  1. Internal (Private) APIs: These APIs are used within a company to enhance productivity and facilitate data transfers between different internal software systems. They are not exposed to external entities, ensuring secure communication and control.
  2. Partner APIs: Shared with specific business partners, these APIs allow seamless integration and data exchange between systems of two organizations. They offer a balance between the controlled environment of internal APIs and the broad accessibility of public APIs.
  3. Composite APIs: These APIs allow developers to access several endpoints in a single call, grouping tasks, and improving application performance. They're useful for microservices architectures, reducing server load, and speeding up execution.
  4. Public (Open) APIs: These APIs are publicly available for external developers to use. They enable third-party developers to extend a platform's functionalities or integrate their services with the platform, promoting innovation, and widening the platform's reach.

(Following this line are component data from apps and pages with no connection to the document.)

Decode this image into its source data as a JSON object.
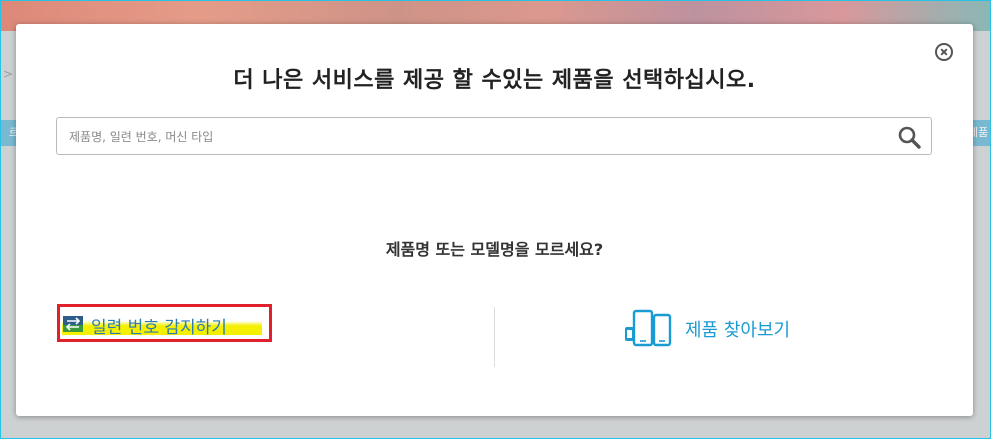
{
  "background": {
    "left_tab_text": "르",
    "right_tab_text": "제품",
    "arrow_glyph": ">"
  },
  "modal": {
    "title": "더 나은 서비스를 제공 할 수있는 제품을 선택하십시오.",
    "search": {
      "placeholder": "제품명, 일련 번호, 머신 타입",
      "value": ""
    },
    "question": "제품명 또는 모델명을 모르세요?",
    "detect_serial_label": "일련 번호 감지하기",
    "browse_products_label": "제품 찾아보기"
  },
  "colors": {
    "accent_blue": "#1b9bd4",
    "highlight_border": "#e0202a",
    "highlight_marker": "#f4f000",
    "frame_border": "#27c3e6"
  },
  "icons": {
    "close": "close-circle-icon",
    "search": "search-icon",
    "detect_serial": "serial-detect-icon",
    "browse_products": "devices-icon"
  }
}
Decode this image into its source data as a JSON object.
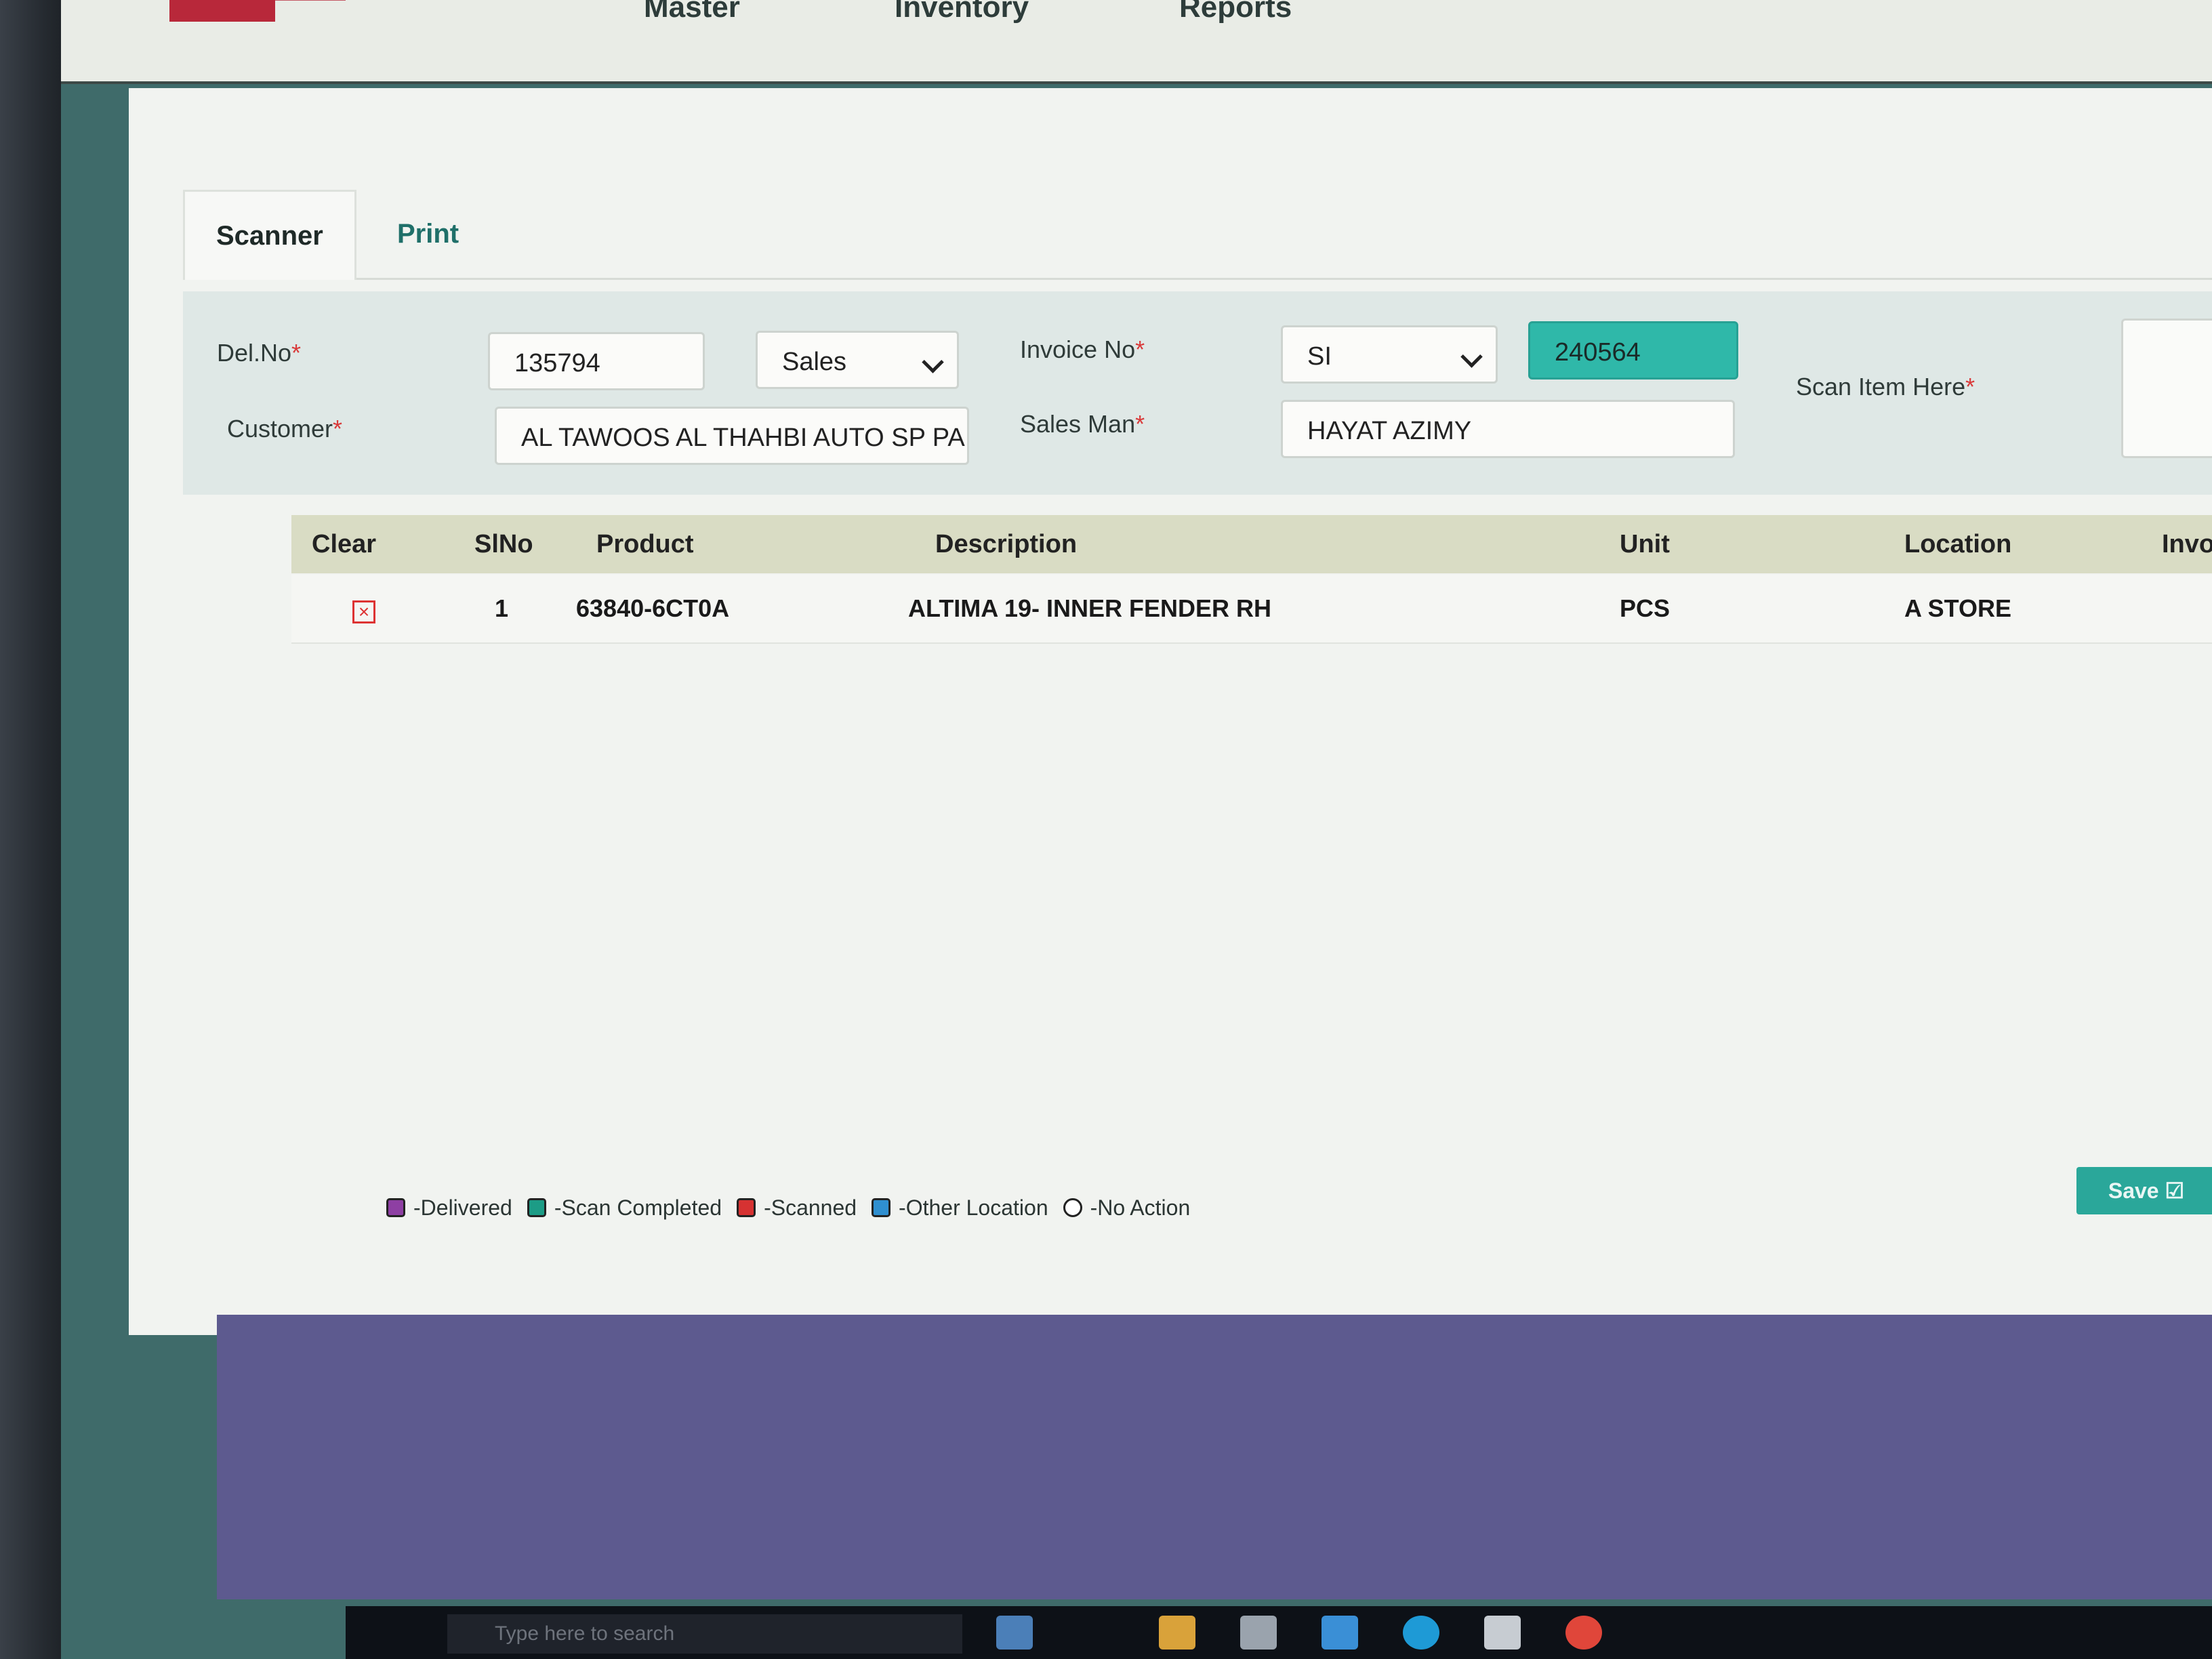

Each type of API integration offers unique opportunities for businesses, from improving internal processes to fostering external collaborations and extending services. A sound API integration strategy should consider which types to implement based on the organization's specific needs and goals. APIs contain a collection of actions (or requests and responses) that developers can access.

In the world of coding, the API gateway plays a pivotal role in managing and routing requests to the correct services. It acts as a single point of entry for API consumers, handling requests and responses between multiple endpoints. This is particularly useful in a microservices architecture where numerous services need to be accessed. For instance, when a query is made to a particular service, the API gateway ensures that the request reaches the correct service and the response is returned to the user.

Moreover, the API gateway provides a layer of abstraction, allowing developers to change the underlying services without affecting the client's code. This ensures that the code remains clean and efficient, reducing the complexity of managing different services.

In the context of a blog post, the API gateway can be used to manage different functionalities such as user authentication, post creation, comment management, etc. Each of these functionalities can be handled by different services, and the API gateway ensures that the requests and responses are routed correctly.

Alex Garkavenko
Senior Developer and Latenode Ambassador